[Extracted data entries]
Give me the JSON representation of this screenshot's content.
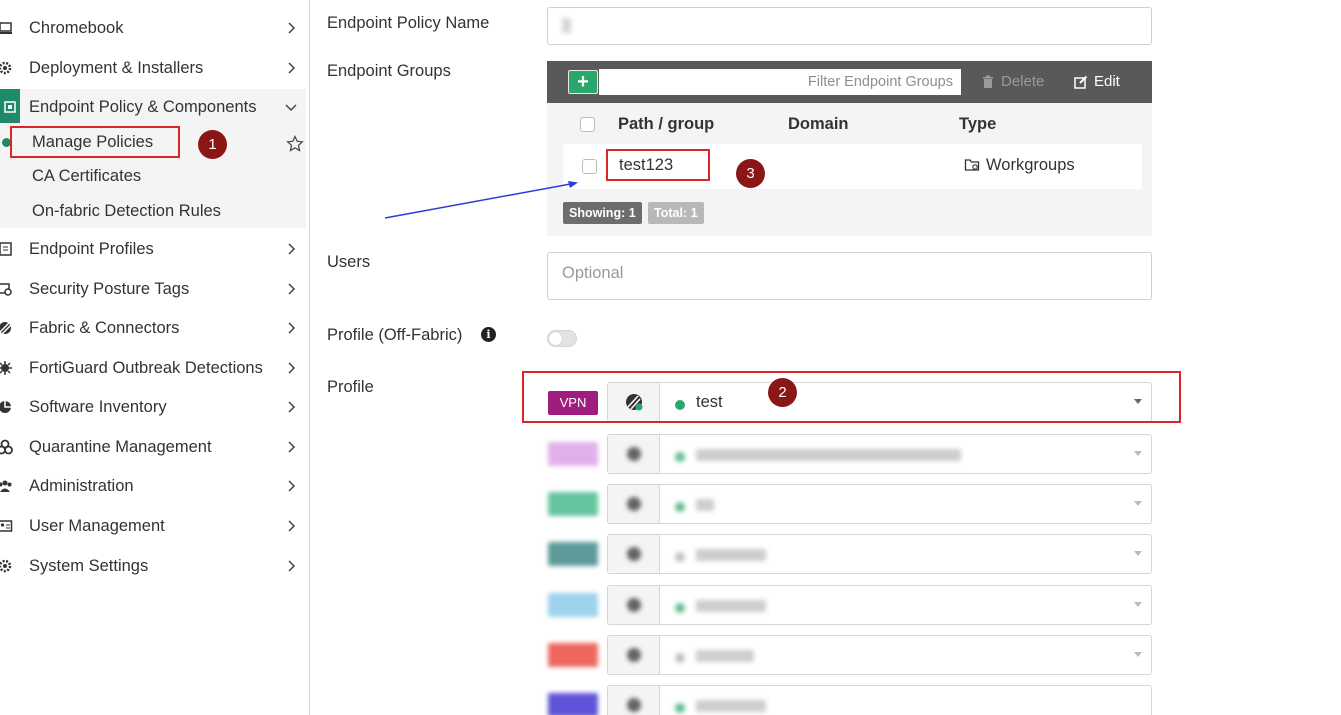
{
  "sidebar": {
    "items": [
      {
        "label": "Chromebook",
        "icon": "chromebook-icon"
      },
      {
        "label": "Deployment & Installers",
        "icon": "gear-icon"
      },
      {
        "label": "Endpoint Policy & Components",
        "icon": "endpoint-policy-icon"
      },
      {
        "label": "Endpoint Profiles",
        "icon": "profile-icon"
      },
      {
        "label": "Security Posture Tags",
        "icon": "tag-icon"
      },
      {
        "label": "Fabric & Connectors",
        "icon": "fabric-icon"
      },
      {
        "label": "FortiGuard Outbreak Detections",
        "icon": "outbreak-icon"
      },
      {
        "label": "Software Inventory",
        "icon": "software-icon"
      },
      {
        "label": "Quarantine Management",
        "icon": "biohazard-icon"
      },
      {
        "label": "Administration",
        "icon": "users-icon"
      },
      {
        "label": "User Management",
        "icon": "user-card-icon"
      },
      {
        "label": "System Settings",
        "icon": "gear-icon"
      }
    ],
    "submenu": [
      {
        "label": "Manage Policies"
      },
      {
        "label": "CA Certificates"
      },
      {
        "label": "On-fabric Detection Rules"
      }
    ]
  },
  "form": {
    "policy_name_label": "Endpoint Policy Name",
    "groups_label": "Endpoint Groups",
    "users_label": "Users",
    "users_placeholder": "Optional",
    "profile_offfabric_label": "Profile (Off-Fabric)",
    "profile_label": "Profile"
  },
  "groups": {
    "filter_placeholder": "Filter Endpoint Groups",
    "delete_label": "Delete",
    "edit_label": "Edit",
    "columns": [
      "Path / group",
      "Domain",
      "Type"
    ],
    "rows": [
      {
        "path": "test123",
        "domain": "",
        "type": "Workgroups"
      }
    ],
    "showing": "Showing: 1",
    "total": "Total: 1"
  },
  "profiles": [
    {
      "tag": "VPN",
      "tag_color": "#a01c7f",
      "name": "test",
      "blurred": false
    },
    {
      "tag": "",
      "tag_color": "#d896e6",
      "name": "",
      "blurred": true
    },
    {
      "tag": "",
      "tag_color": "#33b27f",
      "name": "",
      "blurred": true
    },
    {
      "tag": "",
      "tag_color": "#267a78",
      "name": "",
      "blurred": true
    },
    {
      "tag": "",
      "tag_color": "#7fc3e6",
      "name": "",
      "blurred": true
    },
    {
      "tag": "",
      "tag_color": "#e8352b",
      "name": "",
      "blurred": true
    },
    {
      "tag": "",
      "tag_color": "#2a1acb",
      "name": "",
      "blurred": true
    }
  ],
  "annotations": [
    "1",
    "2",
    "3"
  ],
  "colors": {
    "accent": "#1f8a6a",
    "annotation_red": "#d9262a",
    "annotation_badge": "#8b1616"
  }
}
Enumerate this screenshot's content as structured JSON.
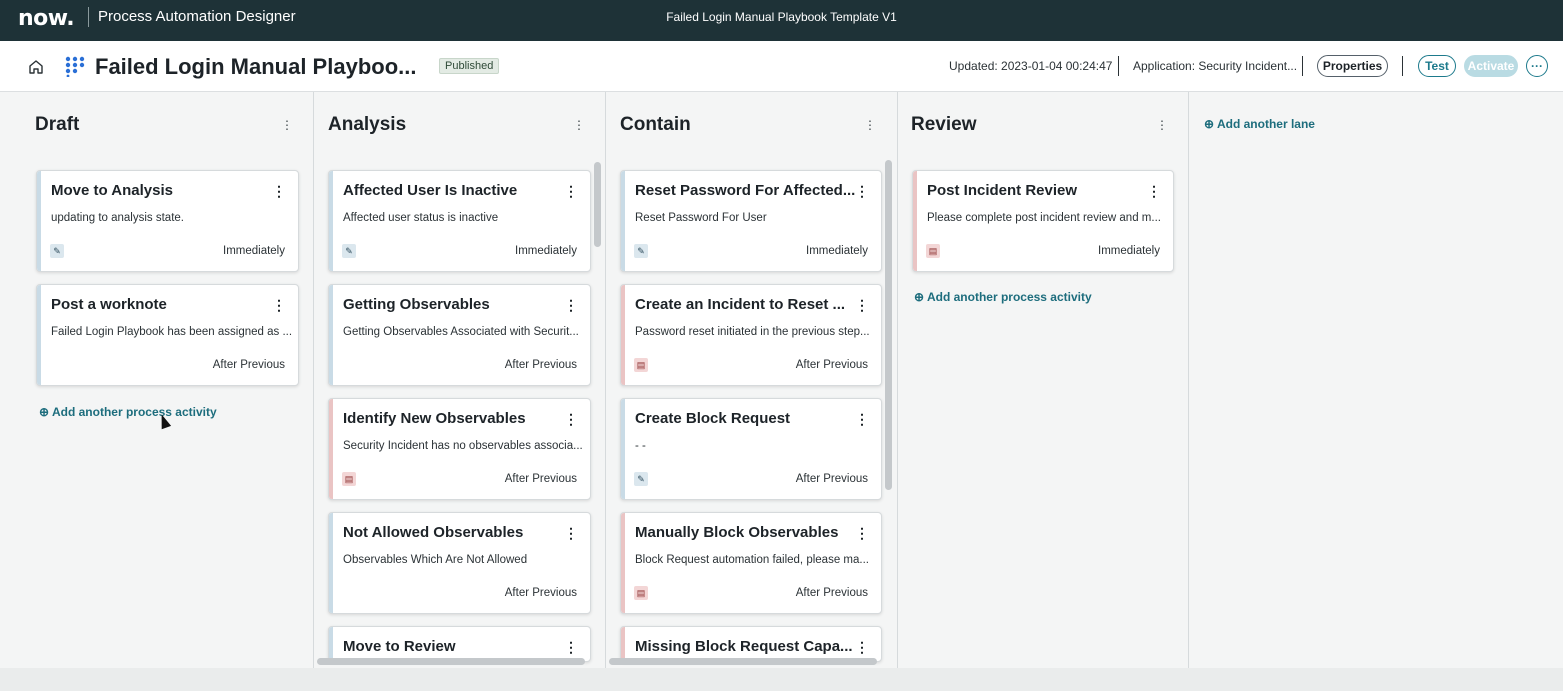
{
  "topbar": {
    "logo": "now.",
    "app_name": "Process Automation Designer",
    "window_title": "Failed Login Manual Playbook Template V1"
  },
  "header": {
    "title": "Failed Login Manual Playboo...",
    "status_badge": "Published",
    "updated": "Updated:  2023-01-04 00:24:47",
    "application": "Application: Security Incident...",
    "properties_label": "Properties",
    "test_label": "Test",
    "activate_label": "Activate",
    "more_label": "···"
  },
  "lanes": [
    {
      "title": "Draft",
      "cards": [
        {
          "title": "Move to Analysis",
          "desc": "updating to analysis state.",
          "timing": "Immediately",
          "icon": "edit-icon",
          "accent": "#c9dbe6"
        },
        {
          "title": "Post a worknote",
          "desc": "Failed Login Playbook has been assigned as ...",
          "timing": "After Previous",
          "icon": "",
          "accent": "#c9dbe6"
        }
      ],
      "add_activity": "Add another process activity"
    },
    {
      "title": "Analysis",
      "cards": [
        {
          "title": "Affected User Is Inactive",
          "desc": "Affected user status is inactive",
          "timing": "Immediately",
          "icon": "edit-icon",
          "accent": "#c9dbe6"
        },
        {
          "title": "Getting Observables",
          "desc": "Getting Observables Associated with Securit...",
          "timing": "After Previous",
          "icon": "",
          "accent": "#c9dbe6"
        },
        {
          "title": "Identify New Observables",
          "desc": "Security Incident has no observables associa...",
          "timing": "After Previous",
          "icon": "task-icon",
          "accent": "#eac4c4"
        },
        {
          "title": "Not Allowed Observables",
          "desc": "Observables Which Are Not Allowed",
          "timing": "After Previous",
          "icon": "",
          "accent": "#c9dbe6"
        },
        {
          "title": "Move to Review",
          "desc": "",
          "timing": "",
          "icon": "",
          "accent": "#c9dbe6"
        }
      ]
    },
    {
      "title": "Contain",
      "cards": [
        {
          "title": "Reset Password For Affected...",
          "desc": "Reset Password For User",
          "timing": "Immediately",
          "icon": "edit-icon",
          "accent": "#c9dbe6"
        },
        {
          "title": "Create an Incident to Reset ...",
          "desc": "Password reset initiated in the previous step...",
          "timing": "After Previous",
          "icon": "task-icon",
          "accent": "#eac4c4"
        },
        {
          "title": "Create Block Request",
          "desc": "- -",
          "timing": "After Previous",
          "icon": "edit-icon",
          "accent": "#c9dbe6"
        },
        {
          "title": "Manually Block Observables",
          "desc": "Block Request automation failed, please ma...",
          "timing": "After Previous",
          "icon": "task-icon",
          "accent": "#eac4c4"
        },
        {
          "title": "Missing Block Request Capa...",
          "desc": "",
          "timing": "",
          "icon": "",
          "accent": "#eac4c4"
        }
      ]
    },
    {
      "title": "Review",
      "cards": [
        {
          "title": "Post Incident Review",
          "desc": "Please complete post incident review and m...",
          "timing": "Immediately",
          "icon": "task-icon",
          "accent": "#eac4c4"
        }
      ],
      "add_activity": "Add another process activity"
    }
  ],
  "add_lane": "Add another lane",
  "icons": {
    "kebab": "⋮",
    "lane_kebab": "⋮",
    "plus": "⊕",
    "edit": "✎",
    "task": "▤"
  }
}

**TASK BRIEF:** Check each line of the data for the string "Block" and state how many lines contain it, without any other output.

**ANSWER TO THE PROBLEM:** 4